According to U of W administration, the soaring costs come from a number of incorrect assumptions and the resulting decisions made in previous years by past administrators.
Pension legislation requires the university to have a defined benefit plan that is evaluated every three years.
According to Michael Emslie, associate vice-president of finance and operations, the last evaluation in December 2010 took into account the unfavourable market environment of previous years but did not account for three important factors.
“First is the life span of plan members,” said Emslie. “People are living longer than the actuaries had assumed.”
Compounding that, Emslie maintains that people who work at universities - in any capacity, professor or otherwise - tend to live longer than other retirees. Previous actuaries did not account for this and assumed the university would be paying each retiree for a number of years less than it has been, he said.
Lastly, changes to the Manitoba Pension Act in 2010 have influenced the inflation of the university’s pension commitments, Emslie said.
Changes included greater pension benefit security and improved family provisions giving spouses and common-law partners of retirees increased protections, including a guaranteed minimum retirement income.
The expense will undoubtedly affect the university’s operations, Emslie said.
“It’s about two-and-a-half to three per cent of the university’s budget, which is tight to start with,” he said. “Anything that’s going to add an expense will have an impact everywhere else.”
It remains to be seen what impacts the increased expenses will have.
“It’s difficult to say that $3 million over here means $3 million less over there,” Emslie said.
According to Emslie, the budgeting process includes looking at the university’s funds as one large sum and discovering where the institution’s needs lie through discussions with various deans and managers.
Last year, the university passed a deficit budget, but Emslie is confident the university will not have to do so again.

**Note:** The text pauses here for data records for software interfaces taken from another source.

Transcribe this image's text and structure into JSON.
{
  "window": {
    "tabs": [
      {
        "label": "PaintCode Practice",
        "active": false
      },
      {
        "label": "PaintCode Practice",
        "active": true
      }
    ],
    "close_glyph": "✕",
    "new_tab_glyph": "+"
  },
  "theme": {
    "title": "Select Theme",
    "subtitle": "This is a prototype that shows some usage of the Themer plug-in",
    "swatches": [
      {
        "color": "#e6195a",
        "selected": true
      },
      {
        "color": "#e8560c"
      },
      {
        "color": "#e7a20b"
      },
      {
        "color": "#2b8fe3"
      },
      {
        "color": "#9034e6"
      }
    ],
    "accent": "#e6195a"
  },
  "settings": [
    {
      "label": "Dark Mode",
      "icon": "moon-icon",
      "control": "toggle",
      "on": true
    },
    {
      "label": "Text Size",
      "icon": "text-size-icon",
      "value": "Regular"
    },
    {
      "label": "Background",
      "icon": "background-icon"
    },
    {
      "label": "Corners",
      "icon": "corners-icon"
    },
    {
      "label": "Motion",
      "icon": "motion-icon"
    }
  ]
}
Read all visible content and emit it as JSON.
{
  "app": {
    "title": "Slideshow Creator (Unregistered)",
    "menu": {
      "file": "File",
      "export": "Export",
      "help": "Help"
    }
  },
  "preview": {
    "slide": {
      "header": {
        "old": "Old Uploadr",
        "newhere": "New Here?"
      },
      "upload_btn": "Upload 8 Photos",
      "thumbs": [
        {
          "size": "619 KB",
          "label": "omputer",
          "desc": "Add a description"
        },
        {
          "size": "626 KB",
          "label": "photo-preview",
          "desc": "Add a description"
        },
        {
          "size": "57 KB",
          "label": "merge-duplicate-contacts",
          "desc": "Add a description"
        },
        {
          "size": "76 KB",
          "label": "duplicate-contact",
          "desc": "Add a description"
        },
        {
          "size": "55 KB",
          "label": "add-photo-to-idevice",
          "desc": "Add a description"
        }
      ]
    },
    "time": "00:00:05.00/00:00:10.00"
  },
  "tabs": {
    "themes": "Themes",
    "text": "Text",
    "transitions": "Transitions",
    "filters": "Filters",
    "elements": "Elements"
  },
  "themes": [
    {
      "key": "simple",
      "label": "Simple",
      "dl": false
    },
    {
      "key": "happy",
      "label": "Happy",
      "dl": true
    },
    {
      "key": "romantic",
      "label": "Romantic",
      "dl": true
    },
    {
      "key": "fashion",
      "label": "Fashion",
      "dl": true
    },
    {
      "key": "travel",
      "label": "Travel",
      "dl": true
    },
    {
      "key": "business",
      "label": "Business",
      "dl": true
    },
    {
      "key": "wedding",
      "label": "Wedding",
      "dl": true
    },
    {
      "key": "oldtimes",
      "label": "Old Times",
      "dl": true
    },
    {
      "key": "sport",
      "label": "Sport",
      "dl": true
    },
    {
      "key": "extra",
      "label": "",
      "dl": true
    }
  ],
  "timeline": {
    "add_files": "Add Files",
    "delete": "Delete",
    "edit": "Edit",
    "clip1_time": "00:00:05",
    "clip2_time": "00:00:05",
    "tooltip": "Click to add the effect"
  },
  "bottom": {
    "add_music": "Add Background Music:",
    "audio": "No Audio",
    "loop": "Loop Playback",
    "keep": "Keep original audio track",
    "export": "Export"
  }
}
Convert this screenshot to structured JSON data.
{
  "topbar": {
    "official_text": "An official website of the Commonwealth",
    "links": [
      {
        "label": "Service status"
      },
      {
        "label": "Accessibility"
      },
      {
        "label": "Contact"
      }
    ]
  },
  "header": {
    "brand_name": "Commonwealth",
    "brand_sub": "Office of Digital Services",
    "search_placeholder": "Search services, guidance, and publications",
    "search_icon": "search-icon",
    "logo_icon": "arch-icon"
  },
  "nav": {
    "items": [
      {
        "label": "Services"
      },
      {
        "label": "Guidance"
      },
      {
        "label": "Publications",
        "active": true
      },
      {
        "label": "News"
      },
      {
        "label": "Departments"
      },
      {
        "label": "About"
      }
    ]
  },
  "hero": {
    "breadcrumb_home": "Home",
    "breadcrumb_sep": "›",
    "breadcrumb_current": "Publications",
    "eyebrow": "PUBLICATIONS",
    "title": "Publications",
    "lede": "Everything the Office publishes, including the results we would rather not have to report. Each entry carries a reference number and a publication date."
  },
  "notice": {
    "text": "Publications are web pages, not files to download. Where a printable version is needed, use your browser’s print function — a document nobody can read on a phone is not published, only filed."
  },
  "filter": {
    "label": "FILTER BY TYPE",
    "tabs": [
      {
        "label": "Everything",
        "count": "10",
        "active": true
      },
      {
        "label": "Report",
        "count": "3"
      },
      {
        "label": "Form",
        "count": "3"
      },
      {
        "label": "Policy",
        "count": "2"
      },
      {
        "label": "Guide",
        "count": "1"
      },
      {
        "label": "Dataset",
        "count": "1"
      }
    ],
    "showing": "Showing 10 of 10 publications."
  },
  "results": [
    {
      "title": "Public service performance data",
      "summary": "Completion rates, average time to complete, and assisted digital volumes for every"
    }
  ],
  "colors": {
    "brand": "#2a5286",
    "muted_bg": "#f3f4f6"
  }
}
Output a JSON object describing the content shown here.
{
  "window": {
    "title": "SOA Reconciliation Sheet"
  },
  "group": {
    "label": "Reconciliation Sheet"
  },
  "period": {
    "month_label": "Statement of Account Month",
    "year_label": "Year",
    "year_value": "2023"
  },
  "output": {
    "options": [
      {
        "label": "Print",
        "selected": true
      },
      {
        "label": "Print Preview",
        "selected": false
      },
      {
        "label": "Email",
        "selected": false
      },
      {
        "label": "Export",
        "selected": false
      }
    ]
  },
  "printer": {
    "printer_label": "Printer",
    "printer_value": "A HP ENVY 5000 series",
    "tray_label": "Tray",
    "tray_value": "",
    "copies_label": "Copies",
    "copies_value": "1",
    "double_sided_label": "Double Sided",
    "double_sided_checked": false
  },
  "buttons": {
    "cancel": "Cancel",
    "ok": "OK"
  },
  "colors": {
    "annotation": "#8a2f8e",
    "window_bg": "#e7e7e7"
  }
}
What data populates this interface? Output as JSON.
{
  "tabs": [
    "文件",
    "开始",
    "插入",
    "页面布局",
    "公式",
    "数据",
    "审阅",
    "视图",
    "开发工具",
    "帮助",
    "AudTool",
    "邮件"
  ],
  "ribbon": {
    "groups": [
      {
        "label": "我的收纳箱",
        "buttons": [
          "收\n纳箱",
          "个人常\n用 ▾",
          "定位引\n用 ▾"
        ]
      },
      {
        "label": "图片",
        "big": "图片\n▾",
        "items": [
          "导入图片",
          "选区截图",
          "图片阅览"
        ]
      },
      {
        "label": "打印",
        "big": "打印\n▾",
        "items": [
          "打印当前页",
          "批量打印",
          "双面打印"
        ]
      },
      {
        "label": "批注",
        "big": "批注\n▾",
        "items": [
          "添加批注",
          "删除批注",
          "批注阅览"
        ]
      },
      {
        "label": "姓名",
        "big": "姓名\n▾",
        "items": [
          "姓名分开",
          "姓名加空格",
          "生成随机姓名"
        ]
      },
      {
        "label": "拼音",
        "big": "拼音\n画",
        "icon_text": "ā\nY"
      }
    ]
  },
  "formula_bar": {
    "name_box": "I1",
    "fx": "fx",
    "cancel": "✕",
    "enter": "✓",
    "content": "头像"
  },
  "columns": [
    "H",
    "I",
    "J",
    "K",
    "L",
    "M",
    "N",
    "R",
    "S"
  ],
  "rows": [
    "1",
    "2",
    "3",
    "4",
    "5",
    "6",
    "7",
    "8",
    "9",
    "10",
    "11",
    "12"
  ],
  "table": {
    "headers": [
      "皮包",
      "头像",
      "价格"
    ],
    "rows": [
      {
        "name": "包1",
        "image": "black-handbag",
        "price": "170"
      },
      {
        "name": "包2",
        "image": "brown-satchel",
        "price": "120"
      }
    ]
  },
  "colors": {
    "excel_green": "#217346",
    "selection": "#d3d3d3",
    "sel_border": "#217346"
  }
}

However, he does acknowledge that the university’s assets are not growing at a rate of five or six per cent as expected by the actuaries.
“Until we can rely on achieving those goals of five to six percent, like they assumed, we’ll still have to look at ways of reducing costs,” he said.
In the U of W’s Trusteed Pension Plan, the Board of Trustees is responsible for managing the assets of the pension fund, which include cash, shares, bonds, securities, investments and other properties received by the board to fund the plan.
In July, the U of W said in a press release that the 2012-2013 budget balances before inclusion of the increased pension expense.
Since then, the U of W has engaged with the Council on Post-Secondary Education (COPSE) to develop a plan to cover the cost.
According to Sally Housser, a press secretary at the provincial government, the plan allowed the university to run a deficit by providing a loan guarantee.
She also told The Uniter that the U of W’s situation is not unique.
“Universities across the country have had similar issues due to the downturn in the economy and increased life expectancy.”
Over the past year, the university’s salary expenses have also increased by $3.5 million, as defined by collective agreements.
The university has further expanded its aggressive vacancy management strategy beyond $4 million.
Although the expansion was not a direct result of increased pension commitments, the strategy involves leaving open job positions unfilled in order to keep costs down.
Published in Volume 67, Number 19 of The Uniter (February 7, 2013)